↓↓↓

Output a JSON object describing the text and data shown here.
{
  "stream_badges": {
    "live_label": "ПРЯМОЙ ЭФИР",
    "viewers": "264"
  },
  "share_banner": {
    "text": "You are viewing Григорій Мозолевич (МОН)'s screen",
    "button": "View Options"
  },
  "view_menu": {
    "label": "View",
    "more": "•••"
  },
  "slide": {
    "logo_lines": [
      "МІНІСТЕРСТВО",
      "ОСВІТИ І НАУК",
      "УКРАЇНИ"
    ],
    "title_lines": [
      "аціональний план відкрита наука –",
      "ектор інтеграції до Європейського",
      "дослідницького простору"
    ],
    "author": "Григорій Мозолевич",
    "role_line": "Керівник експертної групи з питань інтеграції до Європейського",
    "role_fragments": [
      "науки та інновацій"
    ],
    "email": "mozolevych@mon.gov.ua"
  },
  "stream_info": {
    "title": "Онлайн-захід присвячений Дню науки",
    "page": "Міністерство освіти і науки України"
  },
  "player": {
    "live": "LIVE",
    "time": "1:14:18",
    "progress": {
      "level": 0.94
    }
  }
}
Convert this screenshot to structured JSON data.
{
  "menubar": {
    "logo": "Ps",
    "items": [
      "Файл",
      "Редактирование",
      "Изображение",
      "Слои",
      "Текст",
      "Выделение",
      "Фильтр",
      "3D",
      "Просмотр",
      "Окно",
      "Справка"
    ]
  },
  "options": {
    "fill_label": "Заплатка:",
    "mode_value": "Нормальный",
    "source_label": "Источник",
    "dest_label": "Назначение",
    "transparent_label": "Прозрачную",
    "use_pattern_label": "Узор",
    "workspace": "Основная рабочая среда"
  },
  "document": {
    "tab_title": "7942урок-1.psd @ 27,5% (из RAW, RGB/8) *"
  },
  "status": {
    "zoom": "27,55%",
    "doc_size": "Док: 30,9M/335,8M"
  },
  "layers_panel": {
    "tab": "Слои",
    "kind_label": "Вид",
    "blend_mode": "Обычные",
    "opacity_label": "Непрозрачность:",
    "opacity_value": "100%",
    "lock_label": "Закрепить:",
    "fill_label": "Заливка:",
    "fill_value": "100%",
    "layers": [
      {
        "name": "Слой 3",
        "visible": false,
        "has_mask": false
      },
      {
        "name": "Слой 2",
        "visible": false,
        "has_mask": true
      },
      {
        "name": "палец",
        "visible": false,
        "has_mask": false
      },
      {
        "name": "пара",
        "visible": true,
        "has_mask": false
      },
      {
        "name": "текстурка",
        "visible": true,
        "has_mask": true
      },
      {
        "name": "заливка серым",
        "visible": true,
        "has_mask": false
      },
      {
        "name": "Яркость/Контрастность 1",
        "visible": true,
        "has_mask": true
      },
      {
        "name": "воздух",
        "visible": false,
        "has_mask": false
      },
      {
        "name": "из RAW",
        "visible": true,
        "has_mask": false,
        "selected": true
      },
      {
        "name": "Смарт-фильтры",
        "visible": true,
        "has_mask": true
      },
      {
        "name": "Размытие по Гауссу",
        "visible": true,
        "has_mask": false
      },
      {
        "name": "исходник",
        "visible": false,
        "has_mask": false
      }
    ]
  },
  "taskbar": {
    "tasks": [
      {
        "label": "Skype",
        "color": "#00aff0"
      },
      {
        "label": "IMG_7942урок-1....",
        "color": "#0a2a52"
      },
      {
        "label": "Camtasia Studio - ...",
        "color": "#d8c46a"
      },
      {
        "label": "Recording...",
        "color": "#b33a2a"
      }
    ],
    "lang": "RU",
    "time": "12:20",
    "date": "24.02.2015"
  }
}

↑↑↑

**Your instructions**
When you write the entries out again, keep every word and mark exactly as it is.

**Response area**
Output a JSON object describing the text and data shown here.
{
  "stream_badges": {
    "live_label": "ПРЯМОЙ ЭФИР",
    "viewers": "264"
  },
  "share_banner": {
    "text": "You are viewing Григорій Мозолевич (МОН)'s screen",
    "button": "View Options"
  },
  "view_menu": {
    "label": "View",
    "more": "•••"
  },
  "slide": {
    "logo_lines": [
      "МІНІСТЕРСТВО",
      "ОСВІТИ І НАУК",
      "УКРАЇНИ"
    ],
    "title_lines": [
      "аціональний план відкрита наука –",
      "ектор інтеграції до Європейського",
      "дослідницького простору"
    ],
    "author": "Григорій Мозолевич",
    "role_line": "Керівник експертної групи з питань інтеграції до Європейського",
    "role_fragments": [
      "науки та інновацій"
    ],
    "email": "mozolevych@mon.gov.ua"
  },
  "stream_info": {
    "title": "Онлайн-захід присвячений Дню науки",
    "page": "Міністерство освіти і науки України"
  },
  "player": {
    "live": "LIVE",
    "time": "1:14:18",
    "progress": {
      "level": 0.94
    }
  }
}
Convert this screenshot to structured JSON data.
{
  "menubar": {
    "logo": "Ps",
    "items": [
      "Файл",
      "Редактирование",
      "Изображение",
      "Слои",
      "Текст",
      "Выделение",
      "Фильтр",
      "3D",
      "Просмотр",
      "Окно",
      "Справка"
    ]
  },
  "options": {
    "fill_label": "Заплатка:",
    "mode_value": "Нормальный",
    "source_label": "Источник",
    "dest_label": "Назначение",
    "transparent_label": "Прозрачную",
    "use_pattern_label": "Узор",
    "workspace": "Основная рабочая среда"
  },
  "document": {
    "tab_title": "7942урок-1.psd @ 27,5% (из RAW, RGB/8) *"
  },
  "status": {
    "zoom": "27,55%",
    "doc_size": "Док: 30,9M/335,8M"
  },
  "layers_panel": {
    "tab": "Слои",
    "kind_label": "Вид",
    "blend_mode": "Обычные",
    "opacity_label": "Непрозрачность:",
    "opacity_value": "100%",
    "lock_label": "Закрепить:",
    "fill_label": "Заливка:",
    "fill_value": "100%",
    "layers": [
      {
        "name": "Слой 3",
        "visible": false,
        "has_mask": false
      },
      {
        "name": "Слой 2",
        "visible": false,
        "has_mask": true
      },
      {
        "name": "палец",
        "visible": false,
        "has_mask": false
      },
      {
        "name": "пара",
        "visible": true,
        "has_mask": false
      },
      {
        "name": "текстурка",
        "visible": true,
        "has_mask": true
      },
      {
        "name": "заливка серым",
        "visible": true,
        "has_mask": false
      },
      {
        "name": "Яркость/Контрастность 1",
        "visible": true,
        "has_mask": true
      },
      {
        "name": "воздух",
        "visible": false,
        "has_mask": false
      },
      {
        "name": "из RAW",
        "visible": true,
        "has_mask": false,
        "selected": true
      },
      {
        "name": "Смарт-фильтры",
        "visible": true,
        "has_mask": true
      },
      {
        "name": "Размытие по Гауссу",
        "visible": true,
        "has_mask": false
      },
      {
        "name": "исходник",
        "visible": false,
        "has_mask": false
      }
    ]
  },
  "taskbar": {
    "tasks": [
      {
        "label": "Skype",
        "color": "#00aff0"
      },
      {
        "label": "IMG_7942урок-1....",
        "color": "#0a2a52"
      },
      {
        "label": "Camtasia Studio - ...",
        "color": "#d8c46a"
      },
      {
        "label": "Recording...",
        "color": "#b33a2a"
      }
    ],
    "lang": "RU",
    "time": "12:20",
    "date": "24.02.2015"
  }
}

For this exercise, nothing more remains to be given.